TASK STATEMENT -
Look through the records, and whenever a line includes the word "portal", copy it.

Component data from apps and pages:

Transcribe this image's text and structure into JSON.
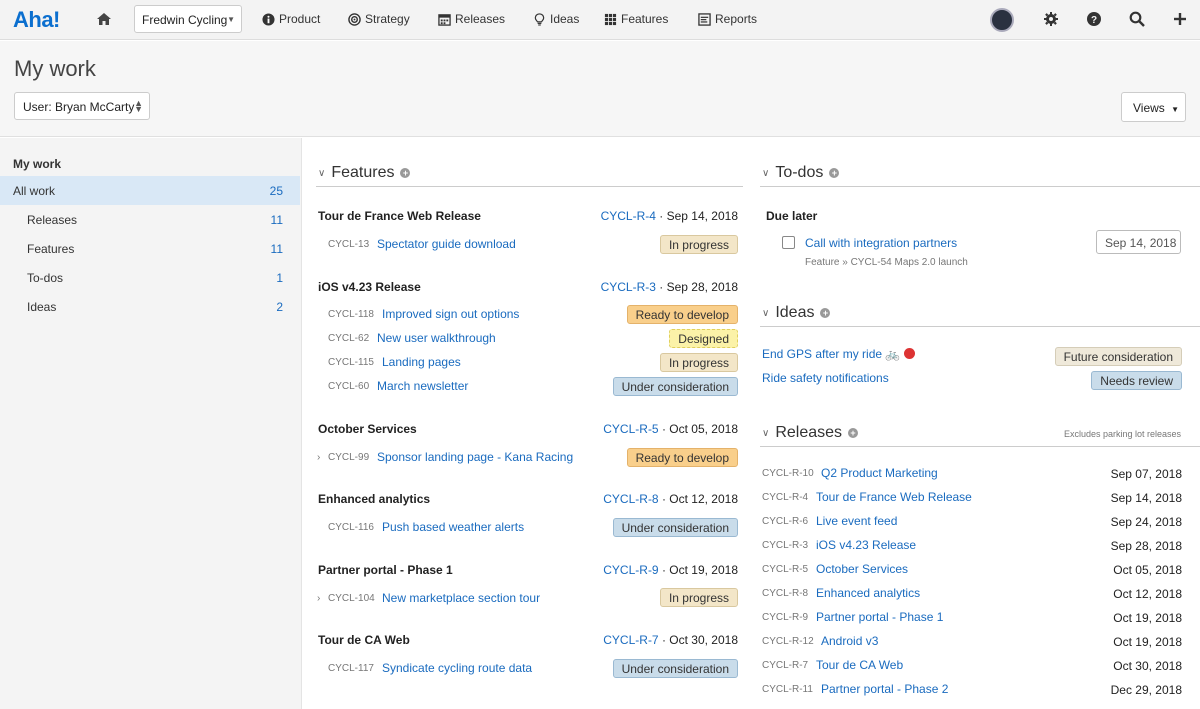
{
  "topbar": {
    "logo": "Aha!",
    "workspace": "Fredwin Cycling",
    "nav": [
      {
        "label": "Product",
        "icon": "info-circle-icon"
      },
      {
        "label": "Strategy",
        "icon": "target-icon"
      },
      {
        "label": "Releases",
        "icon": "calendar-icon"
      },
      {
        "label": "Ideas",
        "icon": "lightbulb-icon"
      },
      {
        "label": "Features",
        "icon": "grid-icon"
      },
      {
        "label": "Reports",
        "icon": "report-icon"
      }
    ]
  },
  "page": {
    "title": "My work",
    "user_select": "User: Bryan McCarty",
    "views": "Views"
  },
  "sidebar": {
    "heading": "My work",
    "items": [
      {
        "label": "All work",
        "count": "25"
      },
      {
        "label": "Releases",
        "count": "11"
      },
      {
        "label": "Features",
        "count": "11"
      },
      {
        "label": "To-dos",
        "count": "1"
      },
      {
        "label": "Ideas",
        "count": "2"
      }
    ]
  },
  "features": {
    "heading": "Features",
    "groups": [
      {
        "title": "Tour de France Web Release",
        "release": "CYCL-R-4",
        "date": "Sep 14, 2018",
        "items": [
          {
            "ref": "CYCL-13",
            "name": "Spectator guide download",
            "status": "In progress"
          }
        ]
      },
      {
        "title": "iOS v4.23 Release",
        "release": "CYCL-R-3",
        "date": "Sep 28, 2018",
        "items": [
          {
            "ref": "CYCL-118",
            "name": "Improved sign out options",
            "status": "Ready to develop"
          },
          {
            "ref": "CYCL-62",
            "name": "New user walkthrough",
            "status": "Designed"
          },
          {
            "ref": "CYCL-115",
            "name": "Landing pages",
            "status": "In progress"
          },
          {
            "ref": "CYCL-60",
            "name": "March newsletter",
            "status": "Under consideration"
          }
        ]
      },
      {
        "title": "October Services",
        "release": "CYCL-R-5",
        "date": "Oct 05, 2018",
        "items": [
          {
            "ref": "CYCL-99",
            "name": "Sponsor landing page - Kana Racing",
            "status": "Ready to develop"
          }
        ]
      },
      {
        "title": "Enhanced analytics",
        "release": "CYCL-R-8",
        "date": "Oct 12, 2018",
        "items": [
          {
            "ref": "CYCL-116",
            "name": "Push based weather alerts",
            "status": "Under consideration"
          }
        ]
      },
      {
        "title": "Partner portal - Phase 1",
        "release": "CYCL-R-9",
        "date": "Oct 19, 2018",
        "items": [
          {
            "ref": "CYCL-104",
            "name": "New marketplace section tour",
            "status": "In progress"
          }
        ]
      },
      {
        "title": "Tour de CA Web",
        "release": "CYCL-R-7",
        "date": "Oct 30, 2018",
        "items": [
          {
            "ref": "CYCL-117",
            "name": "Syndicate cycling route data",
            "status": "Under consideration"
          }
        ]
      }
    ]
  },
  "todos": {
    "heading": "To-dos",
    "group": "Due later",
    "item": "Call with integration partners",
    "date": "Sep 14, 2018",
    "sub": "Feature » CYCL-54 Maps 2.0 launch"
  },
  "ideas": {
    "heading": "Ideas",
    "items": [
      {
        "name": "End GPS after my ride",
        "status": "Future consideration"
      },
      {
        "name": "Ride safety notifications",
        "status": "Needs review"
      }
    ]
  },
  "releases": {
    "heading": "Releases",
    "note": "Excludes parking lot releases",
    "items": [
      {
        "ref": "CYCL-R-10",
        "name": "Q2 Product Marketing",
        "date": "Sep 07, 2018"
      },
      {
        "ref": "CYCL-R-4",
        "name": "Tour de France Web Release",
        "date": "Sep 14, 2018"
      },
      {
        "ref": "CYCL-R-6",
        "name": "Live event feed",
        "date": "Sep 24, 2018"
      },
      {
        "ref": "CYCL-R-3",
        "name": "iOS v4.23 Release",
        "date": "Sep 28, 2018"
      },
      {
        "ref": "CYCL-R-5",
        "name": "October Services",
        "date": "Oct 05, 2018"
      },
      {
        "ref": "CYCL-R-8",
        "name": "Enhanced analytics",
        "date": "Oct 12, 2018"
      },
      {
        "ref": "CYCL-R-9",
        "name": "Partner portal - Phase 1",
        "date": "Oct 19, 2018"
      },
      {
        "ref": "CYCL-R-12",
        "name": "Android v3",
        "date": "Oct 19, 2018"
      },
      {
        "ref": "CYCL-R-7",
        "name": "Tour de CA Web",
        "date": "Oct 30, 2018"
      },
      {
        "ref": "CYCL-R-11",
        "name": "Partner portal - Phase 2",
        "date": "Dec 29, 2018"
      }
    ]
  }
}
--
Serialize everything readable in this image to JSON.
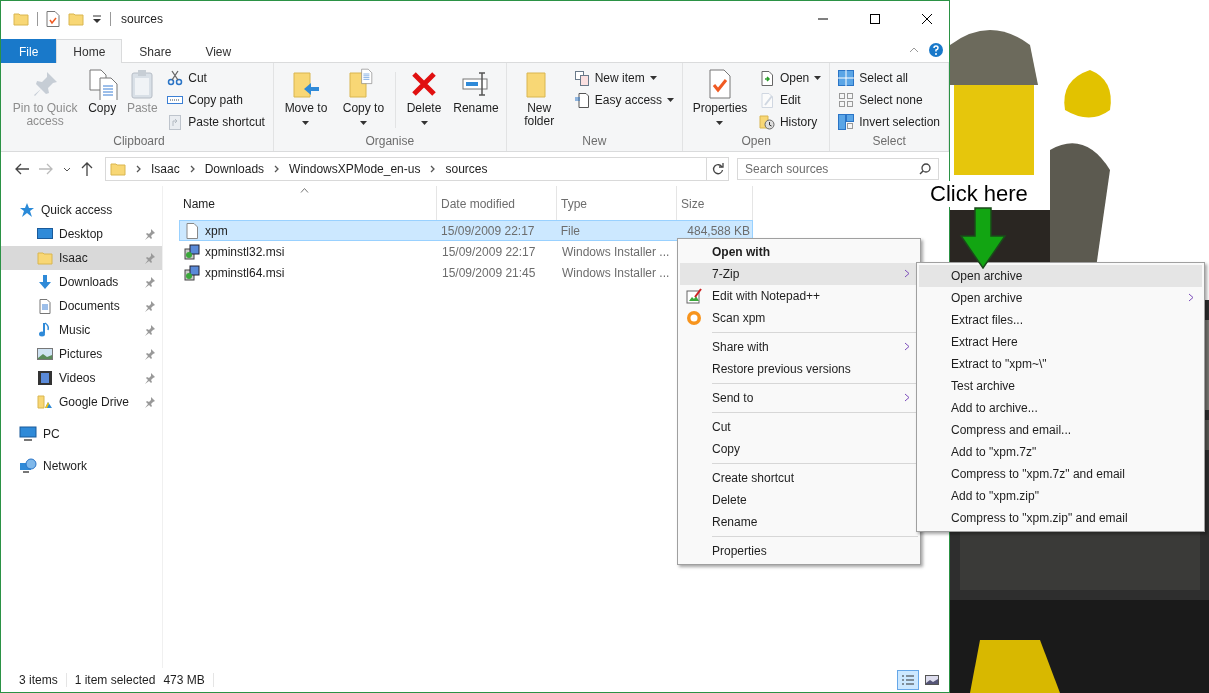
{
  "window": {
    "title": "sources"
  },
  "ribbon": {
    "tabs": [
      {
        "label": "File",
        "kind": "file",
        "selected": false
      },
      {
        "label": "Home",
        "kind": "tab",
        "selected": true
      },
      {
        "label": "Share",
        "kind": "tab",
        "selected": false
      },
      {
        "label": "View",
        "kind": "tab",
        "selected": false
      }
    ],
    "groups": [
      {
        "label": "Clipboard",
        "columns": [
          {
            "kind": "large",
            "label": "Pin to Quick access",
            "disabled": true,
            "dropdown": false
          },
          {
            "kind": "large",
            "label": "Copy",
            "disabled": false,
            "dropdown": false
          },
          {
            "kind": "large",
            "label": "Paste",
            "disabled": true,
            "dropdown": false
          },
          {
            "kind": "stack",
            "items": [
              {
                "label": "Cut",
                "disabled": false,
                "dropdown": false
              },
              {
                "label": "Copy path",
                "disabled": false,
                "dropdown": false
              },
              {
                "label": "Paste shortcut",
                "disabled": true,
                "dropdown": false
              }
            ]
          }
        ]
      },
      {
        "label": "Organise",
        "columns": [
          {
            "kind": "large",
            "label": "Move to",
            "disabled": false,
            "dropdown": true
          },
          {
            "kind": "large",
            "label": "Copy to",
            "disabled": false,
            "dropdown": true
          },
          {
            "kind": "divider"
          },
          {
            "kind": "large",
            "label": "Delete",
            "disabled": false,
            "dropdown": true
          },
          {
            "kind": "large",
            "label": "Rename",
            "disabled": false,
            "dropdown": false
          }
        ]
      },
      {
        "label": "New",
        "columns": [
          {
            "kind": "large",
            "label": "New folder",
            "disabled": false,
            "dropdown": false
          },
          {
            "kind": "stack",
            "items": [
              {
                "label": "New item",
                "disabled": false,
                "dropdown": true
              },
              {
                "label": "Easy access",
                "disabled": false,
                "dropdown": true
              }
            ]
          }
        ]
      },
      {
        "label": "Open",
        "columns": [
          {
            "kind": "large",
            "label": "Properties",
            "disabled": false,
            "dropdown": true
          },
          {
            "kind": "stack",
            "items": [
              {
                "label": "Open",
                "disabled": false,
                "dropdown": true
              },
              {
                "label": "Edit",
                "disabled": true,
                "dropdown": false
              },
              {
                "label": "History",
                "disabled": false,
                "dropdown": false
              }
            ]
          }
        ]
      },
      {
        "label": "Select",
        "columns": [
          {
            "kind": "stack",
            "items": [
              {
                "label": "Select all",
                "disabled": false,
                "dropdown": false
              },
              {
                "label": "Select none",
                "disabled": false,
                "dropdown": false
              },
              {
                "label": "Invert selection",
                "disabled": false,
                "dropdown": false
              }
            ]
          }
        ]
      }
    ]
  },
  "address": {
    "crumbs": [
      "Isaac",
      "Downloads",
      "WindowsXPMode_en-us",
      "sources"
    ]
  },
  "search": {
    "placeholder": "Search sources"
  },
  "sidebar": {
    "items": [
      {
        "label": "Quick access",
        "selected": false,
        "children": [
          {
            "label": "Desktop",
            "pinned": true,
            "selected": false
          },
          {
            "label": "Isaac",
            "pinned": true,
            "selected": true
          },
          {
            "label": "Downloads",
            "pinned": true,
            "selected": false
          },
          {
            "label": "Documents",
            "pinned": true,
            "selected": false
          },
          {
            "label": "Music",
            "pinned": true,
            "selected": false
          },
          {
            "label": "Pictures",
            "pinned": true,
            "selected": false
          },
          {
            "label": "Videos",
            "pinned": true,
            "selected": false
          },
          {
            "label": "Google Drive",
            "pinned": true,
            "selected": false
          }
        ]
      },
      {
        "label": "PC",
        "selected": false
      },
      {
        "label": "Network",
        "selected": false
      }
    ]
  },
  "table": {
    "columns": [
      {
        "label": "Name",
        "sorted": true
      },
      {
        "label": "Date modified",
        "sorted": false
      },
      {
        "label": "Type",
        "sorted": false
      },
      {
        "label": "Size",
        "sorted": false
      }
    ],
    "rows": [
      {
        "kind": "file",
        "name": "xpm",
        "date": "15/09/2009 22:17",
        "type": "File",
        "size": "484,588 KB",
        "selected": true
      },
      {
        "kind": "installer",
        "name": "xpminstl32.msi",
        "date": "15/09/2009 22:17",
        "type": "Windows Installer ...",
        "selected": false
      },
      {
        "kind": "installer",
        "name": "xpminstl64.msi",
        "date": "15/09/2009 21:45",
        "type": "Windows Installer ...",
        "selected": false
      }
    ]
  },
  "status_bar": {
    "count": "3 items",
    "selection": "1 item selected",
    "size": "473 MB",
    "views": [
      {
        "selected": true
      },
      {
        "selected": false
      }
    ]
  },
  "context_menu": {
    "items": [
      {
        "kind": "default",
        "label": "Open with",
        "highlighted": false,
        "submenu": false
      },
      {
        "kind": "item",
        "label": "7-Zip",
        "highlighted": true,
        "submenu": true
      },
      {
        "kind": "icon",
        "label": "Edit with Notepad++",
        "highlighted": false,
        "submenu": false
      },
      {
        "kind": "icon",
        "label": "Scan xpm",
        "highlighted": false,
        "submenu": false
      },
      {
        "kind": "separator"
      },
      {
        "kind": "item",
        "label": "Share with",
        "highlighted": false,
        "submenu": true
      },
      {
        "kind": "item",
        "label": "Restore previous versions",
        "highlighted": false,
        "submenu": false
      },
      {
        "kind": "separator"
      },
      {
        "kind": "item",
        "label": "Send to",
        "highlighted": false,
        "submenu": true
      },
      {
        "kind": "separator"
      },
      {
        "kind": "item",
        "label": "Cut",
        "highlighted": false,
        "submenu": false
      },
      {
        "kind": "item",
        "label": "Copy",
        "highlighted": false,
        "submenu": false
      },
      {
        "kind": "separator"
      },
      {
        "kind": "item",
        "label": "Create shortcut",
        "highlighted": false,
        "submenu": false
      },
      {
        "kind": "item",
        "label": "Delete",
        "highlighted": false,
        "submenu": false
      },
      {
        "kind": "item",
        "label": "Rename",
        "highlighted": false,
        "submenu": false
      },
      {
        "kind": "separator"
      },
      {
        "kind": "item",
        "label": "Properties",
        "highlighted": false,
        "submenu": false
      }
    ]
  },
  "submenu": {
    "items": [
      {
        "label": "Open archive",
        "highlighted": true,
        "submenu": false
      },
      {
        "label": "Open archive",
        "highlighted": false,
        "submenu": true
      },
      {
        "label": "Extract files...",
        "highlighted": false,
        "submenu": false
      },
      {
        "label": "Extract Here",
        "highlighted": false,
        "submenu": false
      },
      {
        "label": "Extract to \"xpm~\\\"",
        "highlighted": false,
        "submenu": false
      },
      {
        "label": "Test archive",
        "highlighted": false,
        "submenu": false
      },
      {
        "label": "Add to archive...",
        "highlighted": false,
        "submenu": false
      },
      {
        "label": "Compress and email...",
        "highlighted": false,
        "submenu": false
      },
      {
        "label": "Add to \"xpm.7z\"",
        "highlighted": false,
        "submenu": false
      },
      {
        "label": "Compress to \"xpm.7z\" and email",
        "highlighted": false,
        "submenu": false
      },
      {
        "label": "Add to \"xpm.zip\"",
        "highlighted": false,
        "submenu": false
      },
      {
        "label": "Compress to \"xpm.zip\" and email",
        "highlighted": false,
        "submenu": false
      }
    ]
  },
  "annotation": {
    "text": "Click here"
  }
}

RESPONSE -
        "title": "Partner portal - Phase 1",
        "name": "Partner portal - Phase 1",
        "name": "Partner portal - Phase 2",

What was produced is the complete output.